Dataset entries

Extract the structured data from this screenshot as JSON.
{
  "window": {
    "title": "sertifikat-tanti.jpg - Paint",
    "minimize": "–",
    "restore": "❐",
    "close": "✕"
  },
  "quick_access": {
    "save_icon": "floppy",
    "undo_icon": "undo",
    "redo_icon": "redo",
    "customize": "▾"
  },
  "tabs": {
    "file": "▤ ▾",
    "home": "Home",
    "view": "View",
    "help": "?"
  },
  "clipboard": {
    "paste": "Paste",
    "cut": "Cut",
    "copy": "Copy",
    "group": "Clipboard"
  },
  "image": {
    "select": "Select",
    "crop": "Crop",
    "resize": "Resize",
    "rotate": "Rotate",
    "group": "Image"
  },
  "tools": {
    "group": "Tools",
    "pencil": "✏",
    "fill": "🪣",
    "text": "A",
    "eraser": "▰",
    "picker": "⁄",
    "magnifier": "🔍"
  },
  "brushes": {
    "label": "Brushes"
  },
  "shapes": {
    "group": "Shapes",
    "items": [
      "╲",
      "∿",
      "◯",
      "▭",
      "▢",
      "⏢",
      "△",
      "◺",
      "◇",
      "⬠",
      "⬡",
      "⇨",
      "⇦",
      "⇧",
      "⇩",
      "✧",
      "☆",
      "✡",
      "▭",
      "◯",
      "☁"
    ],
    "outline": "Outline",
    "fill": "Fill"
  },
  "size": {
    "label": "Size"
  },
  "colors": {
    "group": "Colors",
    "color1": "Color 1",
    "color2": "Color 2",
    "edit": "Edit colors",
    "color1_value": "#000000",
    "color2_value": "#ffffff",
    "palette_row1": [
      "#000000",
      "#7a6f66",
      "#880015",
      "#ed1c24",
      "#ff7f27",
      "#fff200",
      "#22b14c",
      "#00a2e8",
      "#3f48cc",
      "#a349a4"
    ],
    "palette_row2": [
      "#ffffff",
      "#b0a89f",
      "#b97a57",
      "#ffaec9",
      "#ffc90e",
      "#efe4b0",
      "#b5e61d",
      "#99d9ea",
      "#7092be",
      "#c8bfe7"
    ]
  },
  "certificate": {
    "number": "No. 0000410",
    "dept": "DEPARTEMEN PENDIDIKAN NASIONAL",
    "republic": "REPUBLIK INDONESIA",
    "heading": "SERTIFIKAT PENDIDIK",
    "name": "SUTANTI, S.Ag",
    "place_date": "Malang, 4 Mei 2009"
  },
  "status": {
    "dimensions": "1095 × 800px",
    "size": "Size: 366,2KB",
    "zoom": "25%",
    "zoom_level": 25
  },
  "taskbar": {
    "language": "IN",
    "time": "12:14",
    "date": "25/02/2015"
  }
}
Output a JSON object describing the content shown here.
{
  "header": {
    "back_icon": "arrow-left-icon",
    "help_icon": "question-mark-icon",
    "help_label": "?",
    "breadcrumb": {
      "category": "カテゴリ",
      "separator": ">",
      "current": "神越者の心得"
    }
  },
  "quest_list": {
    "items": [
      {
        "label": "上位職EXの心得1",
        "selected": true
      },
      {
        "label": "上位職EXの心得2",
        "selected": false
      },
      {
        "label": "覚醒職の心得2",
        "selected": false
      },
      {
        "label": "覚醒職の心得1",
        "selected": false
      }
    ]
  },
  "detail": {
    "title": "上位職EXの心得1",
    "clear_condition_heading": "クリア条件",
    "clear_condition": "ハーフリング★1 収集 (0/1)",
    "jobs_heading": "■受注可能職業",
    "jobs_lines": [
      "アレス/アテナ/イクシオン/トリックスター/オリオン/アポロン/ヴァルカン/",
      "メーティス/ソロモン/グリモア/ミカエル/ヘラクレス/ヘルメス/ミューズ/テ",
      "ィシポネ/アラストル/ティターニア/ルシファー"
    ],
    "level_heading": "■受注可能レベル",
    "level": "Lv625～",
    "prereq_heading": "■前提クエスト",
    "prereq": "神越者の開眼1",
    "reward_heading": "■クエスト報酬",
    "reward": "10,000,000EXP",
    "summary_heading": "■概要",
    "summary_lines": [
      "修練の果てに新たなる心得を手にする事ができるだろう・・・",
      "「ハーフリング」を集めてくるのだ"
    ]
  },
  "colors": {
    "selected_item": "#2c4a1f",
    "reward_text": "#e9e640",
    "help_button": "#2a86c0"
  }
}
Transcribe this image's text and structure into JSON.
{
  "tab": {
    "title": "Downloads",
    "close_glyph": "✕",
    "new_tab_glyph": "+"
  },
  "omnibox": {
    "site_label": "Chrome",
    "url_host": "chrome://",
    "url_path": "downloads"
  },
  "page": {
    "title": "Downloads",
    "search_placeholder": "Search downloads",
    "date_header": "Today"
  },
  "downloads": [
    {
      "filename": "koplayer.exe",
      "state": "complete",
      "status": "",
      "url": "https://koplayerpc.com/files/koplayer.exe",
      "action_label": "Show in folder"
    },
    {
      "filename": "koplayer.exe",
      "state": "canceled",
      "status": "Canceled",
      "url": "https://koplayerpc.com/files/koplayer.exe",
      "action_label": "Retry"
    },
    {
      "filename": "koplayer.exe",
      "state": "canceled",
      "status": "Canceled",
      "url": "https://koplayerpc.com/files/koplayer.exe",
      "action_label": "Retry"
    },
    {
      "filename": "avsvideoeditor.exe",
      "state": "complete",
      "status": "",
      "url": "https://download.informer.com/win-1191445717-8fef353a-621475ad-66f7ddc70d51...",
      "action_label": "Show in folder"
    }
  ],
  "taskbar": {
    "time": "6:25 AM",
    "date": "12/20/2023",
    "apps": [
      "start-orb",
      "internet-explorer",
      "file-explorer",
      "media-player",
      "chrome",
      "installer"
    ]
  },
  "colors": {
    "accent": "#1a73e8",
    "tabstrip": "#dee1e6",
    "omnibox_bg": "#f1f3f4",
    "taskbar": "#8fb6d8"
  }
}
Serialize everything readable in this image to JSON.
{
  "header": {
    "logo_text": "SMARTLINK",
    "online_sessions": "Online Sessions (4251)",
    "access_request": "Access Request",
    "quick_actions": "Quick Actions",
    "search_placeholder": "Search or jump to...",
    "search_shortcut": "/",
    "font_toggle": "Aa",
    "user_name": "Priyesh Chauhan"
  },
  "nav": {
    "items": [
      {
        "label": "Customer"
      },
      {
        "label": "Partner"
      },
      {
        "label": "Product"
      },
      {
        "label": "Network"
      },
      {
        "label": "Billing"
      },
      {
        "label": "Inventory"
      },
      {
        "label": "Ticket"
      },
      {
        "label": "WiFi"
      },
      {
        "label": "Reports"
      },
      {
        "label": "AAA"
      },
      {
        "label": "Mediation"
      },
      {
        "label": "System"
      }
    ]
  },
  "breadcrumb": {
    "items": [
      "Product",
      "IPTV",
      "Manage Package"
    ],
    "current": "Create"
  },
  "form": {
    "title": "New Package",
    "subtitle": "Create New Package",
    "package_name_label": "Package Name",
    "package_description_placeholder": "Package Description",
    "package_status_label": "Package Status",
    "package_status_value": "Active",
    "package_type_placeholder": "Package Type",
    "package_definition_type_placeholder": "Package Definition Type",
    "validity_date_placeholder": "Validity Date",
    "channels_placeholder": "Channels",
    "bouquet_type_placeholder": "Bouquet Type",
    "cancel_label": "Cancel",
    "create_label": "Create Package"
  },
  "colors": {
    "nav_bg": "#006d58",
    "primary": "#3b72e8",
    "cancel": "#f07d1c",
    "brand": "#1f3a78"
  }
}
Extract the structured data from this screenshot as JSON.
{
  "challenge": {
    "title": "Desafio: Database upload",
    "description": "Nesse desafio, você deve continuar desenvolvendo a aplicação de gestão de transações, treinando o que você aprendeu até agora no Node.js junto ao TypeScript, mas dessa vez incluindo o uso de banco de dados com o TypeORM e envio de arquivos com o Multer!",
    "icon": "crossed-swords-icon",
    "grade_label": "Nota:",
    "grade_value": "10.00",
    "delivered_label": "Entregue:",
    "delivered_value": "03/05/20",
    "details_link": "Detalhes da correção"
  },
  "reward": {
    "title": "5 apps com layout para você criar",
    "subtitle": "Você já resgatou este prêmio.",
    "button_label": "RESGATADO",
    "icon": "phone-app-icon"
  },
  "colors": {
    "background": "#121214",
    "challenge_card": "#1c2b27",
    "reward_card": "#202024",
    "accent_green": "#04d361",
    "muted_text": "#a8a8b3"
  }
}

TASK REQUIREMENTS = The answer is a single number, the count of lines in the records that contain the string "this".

PROBLEM SOLUTION = 4